These Canadian popsters are yet another talented act–like Eleventh Dream Day or They Might Be Giants–that’s thriving in the ruins of a major-label deal. DGC released Sloan’s noisy debut album, Smeared, in ’93, but lost interest after a second release, Twice Removed, that sounded more like the Beach Boys than Soundgarden. The group disbanded briefly in 1995 but then came roaring back on their own Murderecords label: both One Chord to Another (1996) and the masterful Navy Blues (1998) seamlessly fuse 90s hard rock with the giant harmonies, moody keyboards, and superstar flash of early-70s power-pop idols like Wings, Utopia, Badfinger, and Big Star. The band’s latest release, the punningly titled Between the Bridges, is their most accomplished recording but also their most self-conscious. Lyrically, as their Web page explains in excruciating detail, it’s a concept album about the members leaving provincial Halifax to become international rock stars (so if you run into these guys on the street, act like you’ve heard of them). Musically, the references are more blatant than ever before: “The N.S.” opens the record with Nicky Hopkins-style Fender Rhodes, cuts to the funereal piano and slap-back drums of John Lennon’s “Mother,” unrolls a vibrant Pete Ham chorus, and ends by quoting the “say bye-bye” call-and-response from Paul McCartney’s “Helen Wheels.” Sloan’s self-deification can be a little hard to swallow (the interior of the CD package is wallpapered with hundreds of little Sloan figures, a la 50,000,000 Elvis Fans Can’t Be Wrong), but as long as they keep making records as tuneful as this one, I guess they can strike all the poses they want. Friday, 10 PM, Metro, 3730 N. Clark; 773-549-0203.
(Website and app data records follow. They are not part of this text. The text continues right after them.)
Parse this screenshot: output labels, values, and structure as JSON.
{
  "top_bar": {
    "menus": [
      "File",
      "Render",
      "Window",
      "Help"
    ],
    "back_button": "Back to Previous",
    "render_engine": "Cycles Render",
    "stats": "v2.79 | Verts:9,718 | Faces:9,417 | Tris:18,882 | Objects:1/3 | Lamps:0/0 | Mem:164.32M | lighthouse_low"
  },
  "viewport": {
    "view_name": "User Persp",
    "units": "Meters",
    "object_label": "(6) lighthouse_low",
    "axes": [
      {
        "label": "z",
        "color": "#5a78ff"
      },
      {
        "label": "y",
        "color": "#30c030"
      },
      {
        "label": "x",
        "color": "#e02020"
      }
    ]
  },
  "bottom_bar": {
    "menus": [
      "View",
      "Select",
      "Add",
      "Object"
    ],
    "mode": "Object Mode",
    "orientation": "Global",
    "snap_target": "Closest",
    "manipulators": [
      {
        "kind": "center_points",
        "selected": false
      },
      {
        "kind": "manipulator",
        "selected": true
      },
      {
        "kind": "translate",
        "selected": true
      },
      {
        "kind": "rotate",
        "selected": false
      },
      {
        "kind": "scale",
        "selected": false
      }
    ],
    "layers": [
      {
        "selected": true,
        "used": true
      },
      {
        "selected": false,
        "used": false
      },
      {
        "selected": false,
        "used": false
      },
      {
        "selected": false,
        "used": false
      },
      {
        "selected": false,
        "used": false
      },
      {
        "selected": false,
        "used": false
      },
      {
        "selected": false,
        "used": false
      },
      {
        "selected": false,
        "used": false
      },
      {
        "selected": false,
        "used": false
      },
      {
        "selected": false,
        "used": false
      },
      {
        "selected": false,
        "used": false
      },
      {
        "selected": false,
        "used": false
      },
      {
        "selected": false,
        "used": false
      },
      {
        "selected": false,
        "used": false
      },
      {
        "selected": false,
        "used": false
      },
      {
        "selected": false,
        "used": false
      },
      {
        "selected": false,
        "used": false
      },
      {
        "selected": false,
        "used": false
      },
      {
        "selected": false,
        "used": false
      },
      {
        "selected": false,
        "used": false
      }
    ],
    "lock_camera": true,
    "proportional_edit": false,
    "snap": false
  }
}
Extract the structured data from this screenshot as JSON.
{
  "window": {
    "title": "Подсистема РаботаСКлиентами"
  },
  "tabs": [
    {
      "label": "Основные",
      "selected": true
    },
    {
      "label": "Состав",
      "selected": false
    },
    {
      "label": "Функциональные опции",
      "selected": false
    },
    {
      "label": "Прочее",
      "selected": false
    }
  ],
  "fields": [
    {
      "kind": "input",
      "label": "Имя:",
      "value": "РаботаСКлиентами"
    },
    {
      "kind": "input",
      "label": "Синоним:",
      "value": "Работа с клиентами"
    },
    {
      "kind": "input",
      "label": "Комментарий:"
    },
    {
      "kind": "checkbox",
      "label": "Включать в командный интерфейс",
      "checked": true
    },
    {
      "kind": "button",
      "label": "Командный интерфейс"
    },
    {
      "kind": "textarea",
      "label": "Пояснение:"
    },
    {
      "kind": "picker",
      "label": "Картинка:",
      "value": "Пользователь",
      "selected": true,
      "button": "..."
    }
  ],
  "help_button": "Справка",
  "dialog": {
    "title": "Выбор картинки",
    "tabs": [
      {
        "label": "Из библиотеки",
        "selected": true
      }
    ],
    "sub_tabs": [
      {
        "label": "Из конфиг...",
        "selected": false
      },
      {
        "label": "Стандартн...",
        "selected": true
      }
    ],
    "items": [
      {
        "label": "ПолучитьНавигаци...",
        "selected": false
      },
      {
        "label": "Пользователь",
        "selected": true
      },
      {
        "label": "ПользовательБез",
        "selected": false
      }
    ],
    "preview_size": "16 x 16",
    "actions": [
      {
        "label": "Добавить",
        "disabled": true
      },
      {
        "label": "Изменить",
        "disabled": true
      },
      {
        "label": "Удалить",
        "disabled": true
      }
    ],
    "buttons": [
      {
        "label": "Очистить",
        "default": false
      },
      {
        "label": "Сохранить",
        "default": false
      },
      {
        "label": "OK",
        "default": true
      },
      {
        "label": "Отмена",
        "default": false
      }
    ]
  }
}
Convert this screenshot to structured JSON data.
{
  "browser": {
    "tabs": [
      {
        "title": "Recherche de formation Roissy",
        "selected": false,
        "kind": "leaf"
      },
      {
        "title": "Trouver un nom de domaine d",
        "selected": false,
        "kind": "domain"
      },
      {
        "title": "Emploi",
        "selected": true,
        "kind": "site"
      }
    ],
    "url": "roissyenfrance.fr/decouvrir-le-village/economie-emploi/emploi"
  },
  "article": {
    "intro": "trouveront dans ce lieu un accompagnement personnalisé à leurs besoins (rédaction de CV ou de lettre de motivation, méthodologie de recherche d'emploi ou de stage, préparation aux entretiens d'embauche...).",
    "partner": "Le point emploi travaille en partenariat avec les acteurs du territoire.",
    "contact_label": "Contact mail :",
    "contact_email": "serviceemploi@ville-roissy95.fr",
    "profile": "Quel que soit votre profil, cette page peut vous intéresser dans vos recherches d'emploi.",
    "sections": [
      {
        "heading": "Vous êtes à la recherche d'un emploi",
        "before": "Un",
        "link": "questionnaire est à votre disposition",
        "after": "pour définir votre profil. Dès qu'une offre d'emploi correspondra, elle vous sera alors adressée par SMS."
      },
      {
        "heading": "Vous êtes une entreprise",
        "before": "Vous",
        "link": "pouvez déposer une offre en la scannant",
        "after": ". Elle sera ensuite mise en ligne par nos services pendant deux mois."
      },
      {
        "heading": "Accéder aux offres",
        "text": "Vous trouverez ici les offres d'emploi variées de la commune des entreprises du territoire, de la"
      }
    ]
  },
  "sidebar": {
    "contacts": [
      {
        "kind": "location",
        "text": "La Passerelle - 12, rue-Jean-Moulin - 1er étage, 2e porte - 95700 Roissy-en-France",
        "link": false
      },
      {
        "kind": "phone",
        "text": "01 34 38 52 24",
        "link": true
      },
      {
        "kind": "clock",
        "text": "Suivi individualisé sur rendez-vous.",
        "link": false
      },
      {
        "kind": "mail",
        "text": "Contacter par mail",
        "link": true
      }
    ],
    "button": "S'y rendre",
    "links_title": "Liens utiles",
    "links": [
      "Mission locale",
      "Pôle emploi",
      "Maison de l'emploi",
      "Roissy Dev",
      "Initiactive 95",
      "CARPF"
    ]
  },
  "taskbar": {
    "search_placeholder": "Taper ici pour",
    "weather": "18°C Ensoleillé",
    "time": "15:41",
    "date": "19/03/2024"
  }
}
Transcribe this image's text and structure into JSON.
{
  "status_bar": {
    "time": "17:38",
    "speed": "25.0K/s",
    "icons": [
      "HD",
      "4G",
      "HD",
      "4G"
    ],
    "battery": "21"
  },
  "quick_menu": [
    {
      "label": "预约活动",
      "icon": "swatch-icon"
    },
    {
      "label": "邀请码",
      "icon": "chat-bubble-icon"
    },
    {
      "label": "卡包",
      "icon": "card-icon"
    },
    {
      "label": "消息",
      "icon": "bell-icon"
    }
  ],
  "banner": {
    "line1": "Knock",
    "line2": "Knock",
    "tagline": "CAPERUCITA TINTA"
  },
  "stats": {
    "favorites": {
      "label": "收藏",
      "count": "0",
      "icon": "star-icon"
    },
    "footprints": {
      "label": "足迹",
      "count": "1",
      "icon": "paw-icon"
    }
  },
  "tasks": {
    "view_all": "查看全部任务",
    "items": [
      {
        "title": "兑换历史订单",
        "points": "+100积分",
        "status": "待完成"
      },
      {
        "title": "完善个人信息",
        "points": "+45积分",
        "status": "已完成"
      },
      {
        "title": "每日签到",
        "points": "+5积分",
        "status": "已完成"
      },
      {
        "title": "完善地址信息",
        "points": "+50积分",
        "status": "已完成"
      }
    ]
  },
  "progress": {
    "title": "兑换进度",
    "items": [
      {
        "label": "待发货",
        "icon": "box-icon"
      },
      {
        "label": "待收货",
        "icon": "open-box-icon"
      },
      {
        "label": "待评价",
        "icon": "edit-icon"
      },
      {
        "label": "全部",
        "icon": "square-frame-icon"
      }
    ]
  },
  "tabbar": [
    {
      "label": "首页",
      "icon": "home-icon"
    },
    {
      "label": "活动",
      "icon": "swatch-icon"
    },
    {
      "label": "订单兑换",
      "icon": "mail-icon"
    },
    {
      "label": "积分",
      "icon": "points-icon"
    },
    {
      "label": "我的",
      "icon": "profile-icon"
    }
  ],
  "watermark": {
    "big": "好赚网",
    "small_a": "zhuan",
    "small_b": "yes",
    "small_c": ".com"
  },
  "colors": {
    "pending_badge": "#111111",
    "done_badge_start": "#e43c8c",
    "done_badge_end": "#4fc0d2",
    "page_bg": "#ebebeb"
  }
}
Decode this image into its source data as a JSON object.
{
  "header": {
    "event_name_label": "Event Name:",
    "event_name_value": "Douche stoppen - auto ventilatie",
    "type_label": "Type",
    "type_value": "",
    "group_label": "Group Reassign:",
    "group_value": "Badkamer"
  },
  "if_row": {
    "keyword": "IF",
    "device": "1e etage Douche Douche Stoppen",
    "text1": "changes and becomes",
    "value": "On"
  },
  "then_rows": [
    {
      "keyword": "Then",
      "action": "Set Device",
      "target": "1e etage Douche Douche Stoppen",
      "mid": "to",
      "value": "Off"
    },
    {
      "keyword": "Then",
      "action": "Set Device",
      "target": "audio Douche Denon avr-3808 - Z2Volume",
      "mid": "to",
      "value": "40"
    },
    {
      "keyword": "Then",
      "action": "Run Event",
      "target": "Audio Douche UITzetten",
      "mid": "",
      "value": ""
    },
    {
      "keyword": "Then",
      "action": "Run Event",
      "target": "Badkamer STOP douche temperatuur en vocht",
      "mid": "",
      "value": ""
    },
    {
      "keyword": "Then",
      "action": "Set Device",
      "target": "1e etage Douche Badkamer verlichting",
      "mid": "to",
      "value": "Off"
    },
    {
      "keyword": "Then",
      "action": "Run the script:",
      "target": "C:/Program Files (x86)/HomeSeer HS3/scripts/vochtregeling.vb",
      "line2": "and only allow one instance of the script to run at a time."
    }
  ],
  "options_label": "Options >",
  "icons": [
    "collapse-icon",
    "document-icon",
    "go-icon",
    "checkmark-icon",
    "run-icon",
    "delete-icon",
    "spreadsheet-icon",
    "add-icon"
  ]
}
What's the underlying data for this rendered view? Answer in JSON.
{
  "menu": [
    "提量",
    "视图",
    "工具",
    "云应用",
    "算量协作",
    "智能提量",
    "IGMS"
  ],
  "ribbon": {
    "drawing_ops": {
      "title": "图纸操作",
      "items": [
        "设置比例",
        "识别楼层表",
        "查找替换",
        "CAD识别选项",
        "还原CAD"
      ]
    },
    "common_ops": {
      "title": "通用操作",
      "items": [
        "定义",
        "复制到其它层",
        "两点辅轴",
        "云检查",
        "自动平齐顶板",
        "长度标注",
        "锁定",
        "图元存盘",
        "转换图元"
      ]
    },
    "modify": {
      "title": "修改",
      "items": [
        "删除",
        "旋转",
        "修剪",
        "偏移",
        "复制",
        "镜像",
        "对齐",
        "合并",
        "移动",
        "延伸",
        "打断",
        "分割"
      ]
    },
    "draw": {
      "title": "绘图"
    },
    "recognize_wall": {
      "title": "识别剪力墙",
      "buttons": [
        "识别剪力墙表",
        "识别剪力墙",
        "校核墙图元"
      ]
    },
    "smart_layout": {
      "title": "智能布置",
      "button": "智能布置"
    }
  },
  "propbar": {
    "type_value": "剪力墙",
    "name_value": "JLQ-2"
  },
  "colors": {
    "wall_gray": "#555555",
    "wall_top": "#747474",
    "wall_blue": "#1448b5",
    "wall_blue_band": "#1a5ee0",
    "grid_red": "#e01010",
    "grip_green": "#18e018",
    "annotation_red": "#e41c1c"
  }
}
Art accompanying story in printed newspaper (not available in this archive): photo/Richard Beland.